Once the Service Instance is created you not only have isolated copies of the Modules you are leveraging, you also get a new Service Instance repository which is a version controlled file representation in the state of your running Service(s). When you want to run Actions or change the desired state of your Service, simply edit the model file(s) in your instance repository directory, or leverage edit commands via the Dtk Client, and run the converge Action. The Dtk will commit your edits to the Catalog and execute any required Action or Workflow and update to the desired state.


A basic functionality provided by the Dtk is to enable applications and services to be deployed with respect to lower level services that provide needed base services or context. The assembly templates that provide the lowest-level base services are referred to as ‘target’ assemblies. Like any other assembly they get staged forming a service instance, or what we will sometimes refer to as a “target instance”. In their simplest form targets are used to enable the Dtk user to select a particular cloud service to deploy with respect to, which will have details that differ accross cloud providers. For example, to deply with respect to an AWS VPC, the user could first select an assembly from the ‘aws/network’ module in the Dtk community repo. The different assembly and parameter choices in this module gives choices with respect to
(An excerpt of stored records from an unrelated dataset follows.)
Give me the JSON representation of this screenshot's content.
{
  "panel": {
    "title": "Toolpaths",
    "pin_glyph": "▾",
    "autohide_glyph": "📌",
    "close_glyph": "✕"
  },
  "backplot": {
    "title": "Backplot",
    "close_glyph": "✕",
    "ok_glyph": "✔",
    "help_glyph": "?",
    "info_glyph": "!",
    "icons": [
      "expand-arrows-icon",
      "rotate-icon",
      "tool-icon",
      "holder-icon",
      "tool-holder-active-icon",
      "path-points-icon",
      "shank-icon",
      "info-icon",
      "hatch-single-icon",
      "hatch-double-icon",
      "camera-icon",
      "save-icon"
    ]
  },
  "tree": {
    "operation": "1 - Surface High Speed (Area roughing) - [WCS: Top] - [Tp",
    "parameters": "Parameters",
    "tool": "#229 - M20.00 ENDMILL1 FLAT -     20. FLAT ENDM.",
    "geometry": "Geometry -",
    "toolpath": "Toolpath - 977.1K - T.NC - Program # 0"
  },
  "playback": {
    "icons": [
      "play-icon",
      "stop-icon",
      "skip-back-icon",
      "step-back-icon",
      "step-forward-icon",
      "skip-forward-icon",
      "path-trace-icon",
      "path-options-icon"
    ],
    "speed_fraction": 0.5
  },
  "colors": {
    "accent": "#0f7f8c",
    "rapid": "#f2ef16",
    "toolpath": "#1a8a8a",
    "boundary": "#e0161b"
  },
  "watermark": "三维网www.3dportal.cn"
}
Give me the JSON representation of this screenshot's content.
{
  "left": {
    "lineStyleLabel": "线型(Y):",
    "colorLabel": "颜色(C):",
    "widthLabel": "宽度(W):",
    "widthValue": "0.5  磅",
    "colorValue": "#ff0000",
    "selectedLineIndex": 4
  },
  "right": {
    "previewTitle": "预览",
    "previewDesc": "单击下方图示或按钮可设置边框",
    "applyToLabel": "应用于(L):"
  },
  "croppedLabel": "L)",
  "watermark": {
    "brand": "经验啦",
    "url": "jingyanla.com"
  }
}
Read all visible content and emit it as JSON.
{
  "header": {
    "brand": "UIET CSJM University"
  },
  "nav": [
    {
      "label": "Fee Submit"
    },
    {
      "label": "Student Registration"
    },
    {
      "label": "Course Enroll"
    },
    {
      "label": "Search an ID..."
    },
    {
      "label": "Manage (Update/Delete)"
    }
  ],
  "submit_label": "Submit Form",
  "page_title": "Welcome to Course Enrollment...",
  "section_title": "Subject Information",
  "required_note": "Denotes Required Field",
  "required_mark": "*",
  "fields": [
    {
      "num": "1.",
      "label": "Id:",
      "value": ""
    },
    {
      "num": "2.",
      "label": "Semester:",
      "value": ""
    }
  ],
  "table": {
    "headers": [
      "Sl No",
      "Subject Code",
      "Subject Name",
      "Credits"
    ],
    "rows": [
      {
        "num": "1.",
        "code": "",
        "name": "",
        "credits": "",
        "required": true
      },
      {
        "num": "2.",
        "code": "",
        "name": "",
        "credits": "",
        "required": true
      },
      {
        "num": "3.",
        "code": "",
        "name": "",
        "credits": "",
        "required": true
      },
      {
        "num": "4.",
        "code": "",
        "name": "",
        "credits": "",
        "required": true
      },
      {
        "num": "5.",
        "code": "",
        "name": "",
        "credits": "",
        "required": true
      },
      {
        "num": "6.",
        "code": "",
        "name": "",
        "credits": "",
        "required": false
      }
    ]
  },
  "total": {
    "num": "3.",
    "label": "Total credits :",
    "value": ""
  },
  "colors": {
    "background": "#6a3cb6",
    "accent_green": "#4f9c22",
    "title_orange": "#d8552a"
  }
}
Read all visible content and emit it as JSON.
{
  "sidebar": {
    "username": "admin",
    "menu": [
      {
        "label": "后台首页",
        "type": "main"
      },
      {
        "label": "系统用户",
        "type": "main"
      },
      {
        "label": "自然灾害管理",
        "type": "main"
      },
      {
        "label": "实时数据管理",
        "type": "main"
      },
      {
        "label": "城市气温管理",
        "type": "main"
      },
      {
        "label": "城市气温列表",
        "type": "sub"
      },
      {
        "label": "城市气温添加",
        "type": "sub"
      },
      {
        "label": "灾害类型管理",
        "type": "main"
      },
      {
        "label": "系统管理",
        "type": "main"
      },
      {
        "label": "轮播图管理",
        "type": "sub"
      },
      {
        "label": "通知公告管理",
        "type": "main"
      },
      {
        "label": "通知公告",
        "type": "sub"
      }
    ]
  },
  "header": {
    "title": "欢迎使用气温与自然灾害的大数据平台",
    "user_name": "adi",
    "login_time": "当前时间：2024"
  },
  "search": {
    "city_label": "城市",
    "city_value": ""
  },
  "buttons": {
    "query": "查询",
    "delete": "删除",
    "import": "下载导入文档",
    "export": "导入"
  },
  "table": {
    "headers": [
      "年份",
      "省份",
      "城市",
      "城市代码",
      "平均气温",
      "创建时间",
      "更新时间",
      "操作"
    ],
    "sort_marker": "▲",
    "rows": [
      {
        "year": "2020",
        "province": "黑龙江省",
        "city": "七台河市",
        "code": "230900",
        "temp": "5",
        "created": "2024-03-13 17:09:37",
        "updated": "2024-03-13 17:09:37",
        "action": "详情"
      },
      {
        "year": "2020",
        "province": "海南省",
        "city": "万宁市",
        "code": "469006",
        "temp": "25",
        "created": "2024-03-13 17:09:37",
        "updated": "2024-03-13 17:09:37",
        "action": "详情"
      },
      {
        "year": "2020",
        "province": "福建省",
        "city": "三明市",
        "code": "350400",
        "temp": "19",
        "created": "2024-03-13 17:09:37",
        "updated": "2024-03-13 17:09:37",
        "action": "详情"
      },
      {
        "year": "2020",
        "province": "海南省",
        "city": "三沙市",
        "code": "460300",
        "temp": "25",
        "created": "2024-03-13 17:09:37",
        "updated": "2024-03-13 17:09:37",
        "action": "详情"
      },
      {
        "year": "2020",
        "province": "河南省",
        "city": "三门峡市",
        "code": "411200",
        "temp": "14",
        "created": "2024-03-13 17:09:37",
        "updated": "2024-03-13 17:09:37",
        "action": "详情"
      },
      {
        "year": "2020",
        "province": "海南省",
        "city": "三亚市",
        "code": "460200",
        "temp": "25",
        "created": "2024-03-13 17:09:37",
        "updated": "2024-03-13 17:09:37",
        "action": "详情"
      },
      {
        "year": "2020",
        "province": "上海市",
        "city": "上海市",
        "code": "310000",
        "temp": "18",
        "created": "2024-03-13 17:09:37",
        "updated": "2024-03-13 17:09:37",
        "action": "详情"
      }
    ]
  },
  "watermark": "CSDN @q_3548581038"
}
  • authorization methods - using IAM node profiles vs explicitly putting in user credentials for an existing IAM user, and
  • networking - whether to use a VPC subnet that has been created or to create one when the target is staged and deployed. Note that these options are for this particular ‘aws/network’ module and that Dtk users can customize this module or create a new one to handke additional or different alternatives with reagrds to base AWS deployment context. To treat new cloud providers the user would build a new mdoule with assemblies encoding the provider’s specfics.

After a target assembly has been staged and deployed to create a target instance, an assembly template that captures the application part, but is agnostic to cloud provider can be staged to form a service instance. In this case, the ‘dtk stage’ command takes a command line option that points to the target instance. The Dtk wil then create a service insatnce that gets automatically customizied to the target.

TODO: mention for targets need to provide

  • credentials

and also if spinning up nodes as opposed to just using services:

  • network context to attache nodes to (.e.g. subnet and security group for AWS)
  • images avaialble for spinning up instances